- Americans are fed up with the COVID boosters, so federal officials have recast the new booster as an "annual immunization." However, certain groups will require up to three doses of this new shot. So, they’re basically just restarting the whole injection series all over
- Pfizer’s testing of the reformulated monovalent shot against XBB.1.5., only involved 10 mice. Moderna’s version has been tested on 50 adults, one of whom required medical attention due to an adverse event, giving us a potential serious adverse event ratio of 1 in 50
From Teri Gentes:
Your well-being is always at the heart of my work, my intentions. Enabling you to take the best care of yourself as possible is my mission. Embrace your power for self-care and cultivating optimal health with education from sources that show you their research and their funding.
PFAS are typically added to fabrics to make them water- and oil-repellant and to prevent stains and sticking or wrinkling. PFAS are coined as “forever chemicals” because they don’t break down, and besides polluting the environment, they show up in the blood of people and animals.
“State leaders are excited to see companies like Dick’s Sporting Goods demonstrate leadership,” Sarah Doll, national director of Safer States, an alliance of U.S. environmental health organizations, said in a statement to Environmental Health News. She also stated, “States from California to Colorado to New York have stepped up to protect communities by banning PFAS in textiles. It is gratifying to see companies follow suit.”
SOURCES: Environmental Health News June 15, 2023 | ATSDR November 1, 2022 Click here for article.
set to double by 2050
NEWS PROVIDED BY World Animal Protection 07 Apr, 2023, 12:00 ET SHARE THIS ARTICLE
The true toll of global deaths, sickness, and economic loss caused by antibiotic overuse in meat production is laid bare in study by World Animal Protection
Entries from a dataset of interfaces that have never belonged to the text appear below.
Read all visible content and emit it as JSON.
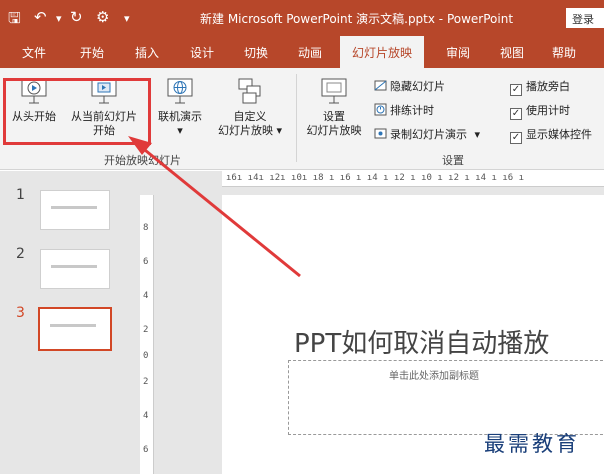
{
  "window": {
    "title": "新建 Microsoft PowerPoint 演示文稿.pptx  -  PowerPoint",
    "signin": "登录"
  },
  "qat": {
    "icons": [
      "save-icon",
      "undo-icon",
      "redo-icon",
      "customize-icon",
      "more-icon"
    ]
  },
  "tabs": [
    "文件",
    "开始",
    "插入",
    "设计",
    "切换",
    "动画",
    "幻灯片放映",
    "审阅",
    "视图",
    "帮助"
  ],
  "active_tab": "幻灯片放映",
  "ribbon": {
    "from_beginning": "从头开始",
    "from_current_l1": "从当前幻灯片",
    "from_current_l2": "开始",
    "online_present": "联机演示",
    "custom_l1": "自定义",
    "custom_l2": "幻灯片放映",
    "group_start": "开始放映幻灯片",
    "setup_l1": "设置",
    "setup_l2": "幻灯片放映",
    "hide_slide": "隐藏幻灯片",
    "rehearse": "排练计时",
    "record": "录制幻灯片演示",
    "group_setup": "设置",
    "play_narration": "播放旁白",
    "use_timings": "使用计时",
    "show_media_controls": "显示媒体控件",
    "chevron": "▾"
  },
  "thumbnails": [
    {
      "num": "1"
    },
    {
      "num": "2"
    },
    {
      "num": "3"
    }
  ],
  "ruler": {
    "horizontal": "ı6ı ı4ı ı2ı ı0ı ı8 ı ı6 ı ı4 ı ı2 ı ı0 ı ı2 ı ı4 ı ı6 ı",
    "vertical": [
      "8",
      "6",
      "4",
      "2",
      "0",
      "2",
      "4",
      "6"
    ]
  },
  "slide": {
    "title": "PPT如何取消自动播放",
    "subtitle_placeholder": "单击此处添加副标题"
  },
  "watermark": "最需教育",
  "colors": {
    "accent": "#b7472a",
    "highlight": "#e03a3a"
  }
}
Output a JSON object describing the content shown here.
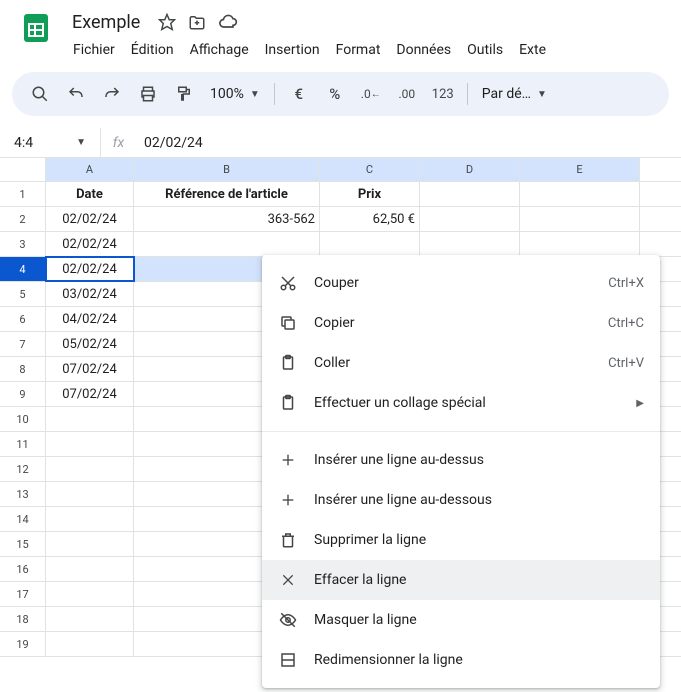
{
  "header": {
    "title": "Exemple",
    "menus": [
      "Fichier",
      "Édition",
      "Affichage",
      "Insertion",
      "Format",
      "Données",
      "Outils",
      "Exte"
    ]
  },
  "toolbar": {
    "zoom": "100%",
    "format_dropdown": "Par dé…"
  },
  "fx": {
    "name_box": "4:4",
    "value": "02/02/24"
  },
  "columns": [
    "A",
    "B",
    "C",
    "D",
    "E"
  ],
  "sheet": {
    "headers": {
      "A": "Date",
      "B": "Référence de l'article",
      "C": "Prix"
    },
    "rows": [
      {
        "n": 1,
        "A": "Date",
        "B": "Référence de l'article",
        "C": "Prix",
        "bold": true
      },
      {
        "n": 2,
        "A": "02/02/24",
        "B": "363-562",
        "C": "62,50 €"
      },
      {
        "n": 3,
        "A": "02/02/24"
      },
      {
        "n": 4,
        "A": "02/02/24",
        "selected": true
      },
      {
        "n": 5,
        "A": "03/02/24"
      },
      {
        "n": 6,
        "A": "04/02/24"
      },
      {
        "n": 7,
        "A": "05/02/24"
      },
      {
        "n": 8,
        "A": "07/02/24"
      },
      {
        "n": 9,
        "A": "07/02/24"
      },
      {
        "n": 10
      },
      {
        "n": 11
      },
      {
        "n": 12
      },
      {
        "n": 13
      },
      {
        "n": 14
      },
      {
        "n": 15
      },
      {
        "n": 16
      },
      {
        "n": 17
      },
      {
        "n": 18
      },
      {
        "n": 19
      }
    ]
  },
  "context_menu": {
    "cut": {
      "label": "Couper",
      "shortcut": "Ctrl+X"
    },
    "copy": {
      "label": "Copier",
      "shortcut": "Ctrl+C"
    },
    "paste": {
      "label": "Coller",
      "shortcut": "Ctrl+V"
    },
    "paste_special": {
      "label": "Effectuer un collage spécial"
    },
    "insert_above": {
      "label": "Insérer une ligne au-dessus"
    },
    "insert_below": {
      "label": "Insérer une ligne au-dessous"
    },
    "delete_row": {
      "label": "Supprimer la ligne"
    },
    "clear_row": {
      "label": "Effacer la ligne"
    },
    "hide_row": {
      "label": "Masquer la ligne"
    },
    "resize_row": {
      "label": "Redimensionner la ligne"
    }
  }
}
NEW YORK, April 7, 2023 /PRNewswire/ -- The excessive use of antibiotics in factory farming is causing the premature deaths of nearly one million people and $400 billion in global economic losses each year, according to a report titled Global Public Health Cost of Antimicrobial Resistance Related to Antibiotic Use on Factory Farms published today by World Animal Protection.
The report calculates the deadly impact of antibiotic overuse specifically by international meat and dairy producers and pinpoints their share of the blame in the global superbug crisis.
Around three-quarters of the world's antibiotics are used in farmed animals, including pigs, chickens, and cows, though it has been unclear what impact antibiotic overuse in factory farming has on human health – until now.
This excessive use of antibiotics sees drug-resistant bacteria emerge and contaminate our environment - our food and water. As a result, our natural ability to fight life-threatening illnesses is rapidly weakening, and common, previously treatable infections are now proving fatal.
In the first study of its kind, World Animal Protection has found that four superbugs common in factory farming – Staphylococcus aureus, Escherichia coli, Campylobacter, and non-typhoidal Salmonella – were linked to 975,000 human deaths and 35 million illnesses in 2019. That's more deaths than some common cancers like colon or liver cancer, HIV/AIDS, or malaria in that year.
Annette Manusevich, Farming Campaign Manager, World Animal Protection, US, states, "Antibiotic resistance is a rapidly growing public health threat, and the clear link to factory farming exposed in this report demonstrates the urgent need for food systems that protect animals and humans. Meat and dairy production in the US accounts for around 11 million kg of antibiotics sold each year, which has increased in recent years. Urgent action is needed to regulate the use of antibiotics in the agriculture industry and reduce meat in diets in high-meat consuming countries to build a more sustainable food system and stop the next global health crisis."
Click here for the full article.